Vincent Goodwill joins Kap to talk Bulls and the guys discuss how much Mitch Trubisky needs to win to help his development.

White Sox reportedly not offering up top prospects for Manny Machado

White Sox reportedly not offering up top prospects for Manny Machado

The Manny Machado saga spins on, though it’s looking far less promising for White Sox fans who wanted to see the Baltimore Orioles’ superstar third baseman come to the South Side this winter.

USA Today’s Bob Nightengale chronicled the latest happenings with Machado in an exhaustive Thursday report that heavily featured the White Sox, who apparently have not decided to blow up their rebuilding effort by dealing away multiple top prospects. That’s not happening, per Nightengale, who reported the White Sox didn’t include any of their highest rated guys in an offer that was at one point reported to be the best out there for Machado. Nightengale did still report the White Sox offer as “solid.”

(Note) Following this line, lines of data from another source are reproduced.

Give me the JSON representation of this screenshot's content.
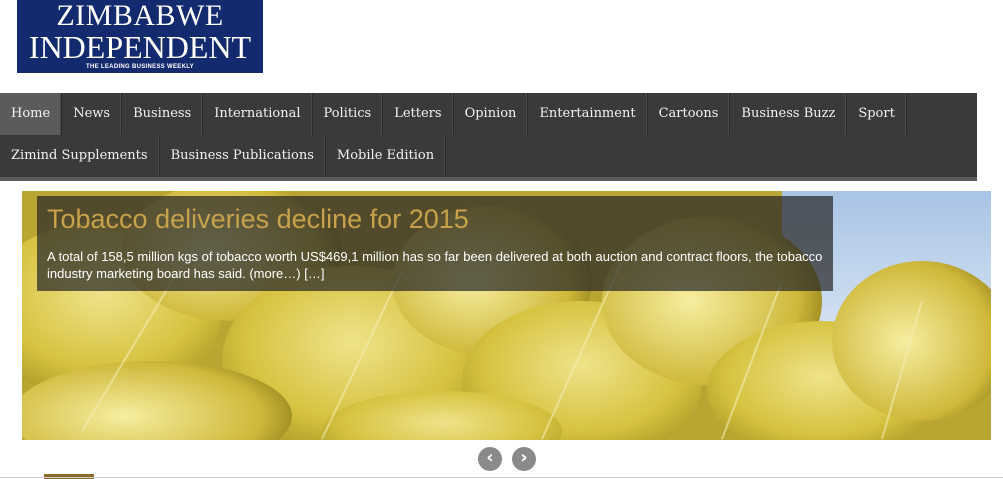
{
  "logo": {
    "line1": "ZIMBABWE",
    "line2": "INDEPENDENT",
    "tagline": "THE LEADING BUSINESS WEEKLY"
  },
  "nav": {
    "row1": [
      "Home",
      "News",
      "Business",
      "International",
      "Politics",
      "Letters",
      "Opinion",
      "Entertainment",
      "Cartoons",
      "Business Buzz",
      "Sport"
    ],
    "row2": [
      "Zimind Supplements",
      "Business Publications",
      "Mobile Edition"
    ],
    "active": "Home"
  },
  "slider": {
    "title": "Tobacco deliveries decline for 2015",
    "summary": "A total of 158,5 million kgs of tobacco worth US$469,1 million has so far been delivered at both auction and contract floors, the tobacco industry marketing board has said. (more…) […]",
    "prev_icon": "chevron-left-icon",
    "next_icon": "chevron-right-icon"
  },
  "colors": {
    "logo_bg": "#142a6e",
    "nav_bg": "#3a3a3a",
    "title": "#c7a24a"
  }
}
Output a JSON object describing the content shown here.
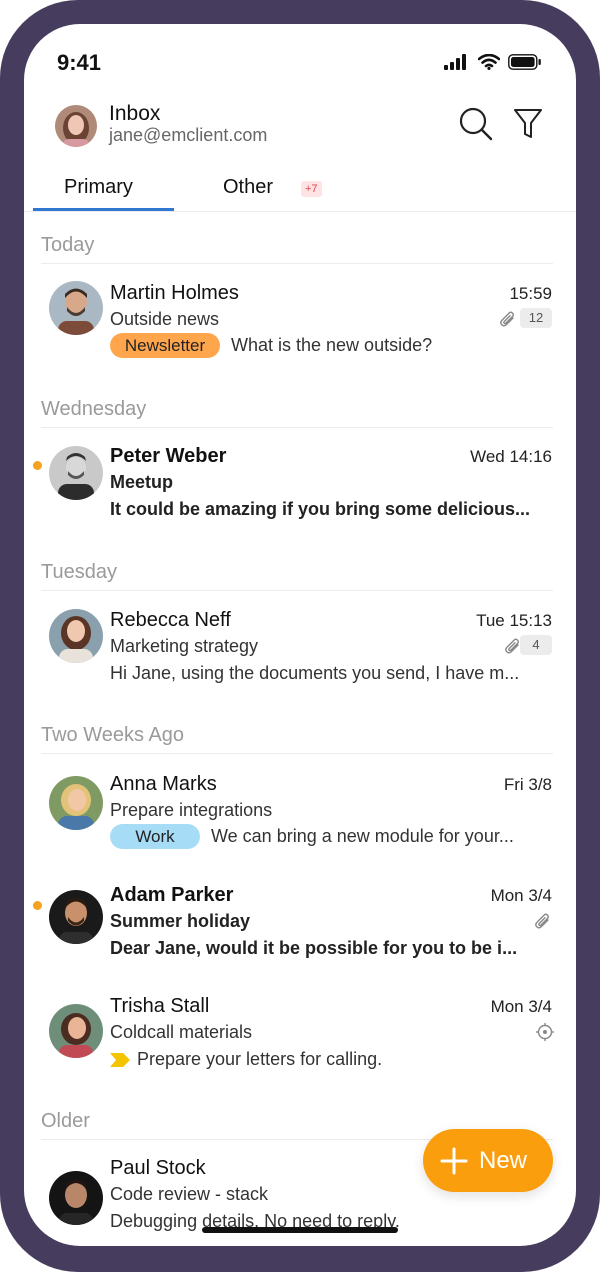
{
  "status_bar": {
    "time": "9:41"
  },
  "header": {
    "title": "Inbox",
    "account": "jane@emclient.com"
  },
  "tabs": [
    {
      "label": "Primary",
      "active": true
    },
    {
      "label": "Other",
      "badge": "+7"
    }
  ],
  "sections": [
    {
      "label": "Today"
    },
    {
      "label": "Wednesday"
    },
    {
      "label": "Tuesday"
    },
    {
      "label": "Two Weeks Ago"
    },
    {
      "label": "Older"
    }
  ],
  "emails": [
    {
      "sender": "Martin Holmes",
      "subject": "Outside news",
      "tag": "Newsletter",
      "preview": "What is the new outside?",
      "time": "15:59",
      "attachment_count": "12",
      "unread": false
    },
    {
      "sender": "Peter Weber",
      "subject": "Meetup",
      "preview": "It could be amazing if you bring some delicious...",
      "time": "Wed 14:16",
      "unread": true
    },
    {
      "sender": "Rebecca Neff",
      "subject": "Marketing strategy",
      "preview": "Hi Jane, using the documents you send, I have m...",
      "time": "Tue 15:13",
      "attachment_count": "4",
      "unread": false
    },
    {
      "sender": "Anna Marks",
      "subject": "Prepare integrations",
      "tag": "Work",
      "preview": "We can bring a new module for your...",
      "time": "Fri 3/8",
      "unread": false
    },
    {
      "sender": "Adam Parker",
      "subject": "Summer holiday",
      "preview": "Dear Jane, would it be possible for you to be i...",
      "time": "Mon 3/4",
      "unread": true
    },
    {
      "sender": "Trisha Stall",
      "subject": "Coldcall materials",
      "preview": "Prepare your letters for calling.",
      "time": "Mon 3/4",
      "unread": false
    },
    {
      "sender": "Paul Stock",
      "subject": "Code review - stack",
      "preview": "Debugging details. No need to reply.",
      "unread": false
    }
  ],
  "fab": {
    "label": "New"
  },
  "colors": {
    "frame": "#463d5e",
    "accent_tab": "#2f77d0",
    "unread_dot": "#f6a21e",
    "fab": "#fb9e0e",
    "tag_newsletter": "#ffa64d",
    "tag_work": "#a7dcf7",
    "tag_followup": "#f5c400"
  },
  "icons": {
    "search": "search-icon",
    "filter": "filter-icon",
    "attachment": "paperclip-icon",
    "reminder": "target-icon",
    "followup": "flag-arrow-icon",
    "new": "plus-icon"
  }
}
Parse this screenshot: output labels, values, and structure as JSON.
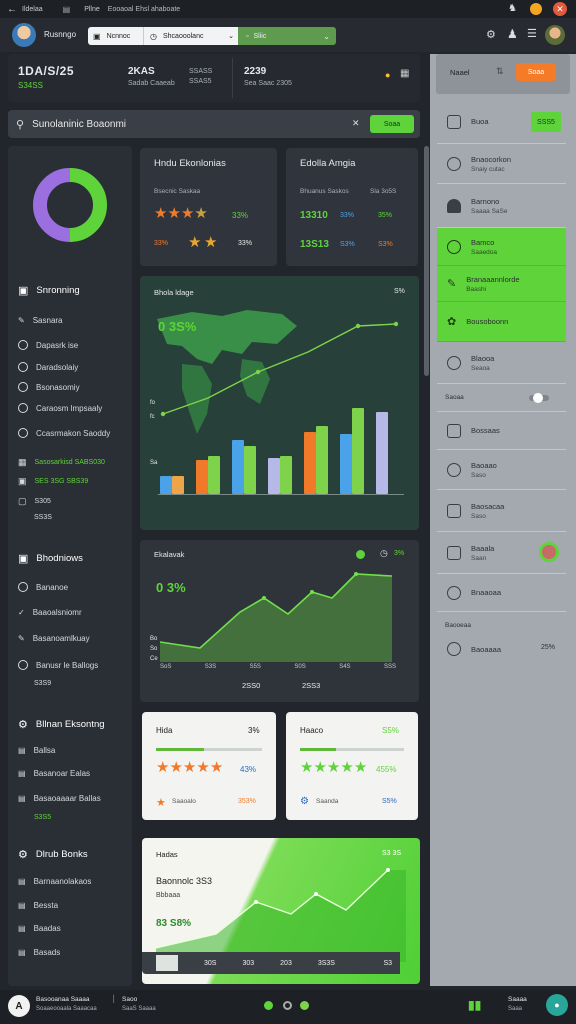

In fact, as Nightengale continued, it seems the White Sox made their offer completely expecting to have Machado for just the 2018 season. Machado is slated to be one of the headliners of next winter’s crazy good free-agent class.

The catch comes, perhaps not surprisingly to those familiar with the Orioles’ reputation, from Baltimore owner Peter Angelos, who is dramatically concerned that the White Sox would acquire Machado simply to flip him elsewhere in a trade — specifically, Angelos worries, to the New York Yankees, the Orioles’ division rivals. Nightengale added that the White Sox have repeatedly assured the Orioles they won’t do such a thing, but Angelos doesn’t seem to be sold.

The big headline for the White Sox, though, from the whole thing is that all this buzz and speculation doesn’t seem to involve them pulling a 180 on what they’ve worked for more than a year to do: gather a ton of highly touted prospects and build a homegrown champion. Michael Kopech, who seemed to fit the Orioles’ wishes as a young controllable pitcher, has been said to be “untouchable.” And if none of the organization’s top prospects were included in the deal, as Nightengale said, it’d be logical to assume that Lucas Giolito wasn’t involved in the team’s trade proposal either.

The White Sox became the buzz of baseball on the final day of the Winter Meetings with reports flying all over the place that they were making the most aggressive push for Machado and that they had made the Orioles the best offer of any team. The initial, middle-of-the-night report from The Athletic’s Ken Rosenthal listed Kopech and Giolito as potential trade chips.

But a trade seemed to make little sense for the South Siders, who would have to give up multiple of their precious prospects — players projected to be the future of the big league team and deliver perennial contention — for nothing more than one guaranteed season of Machado, who is expected to receive a huge payday once he hits the free-agent market. Even with Machado, the White Sox wouldn’t figure to be a championship contender in 2018. That’d be putting all the eggs into one basket, that one season in Chicago would somehow convince Machado to skip the free-agent frenzy and sign with the White Sox.

Simply put, it’d be an incredibly risky move.

But apparently those aren’t the dice Rick Hahn and his front office are ready to roll, which ought to ease the concerns of rebuild fans, even if it might disappoint those who wanted to see Machado come to Chicago.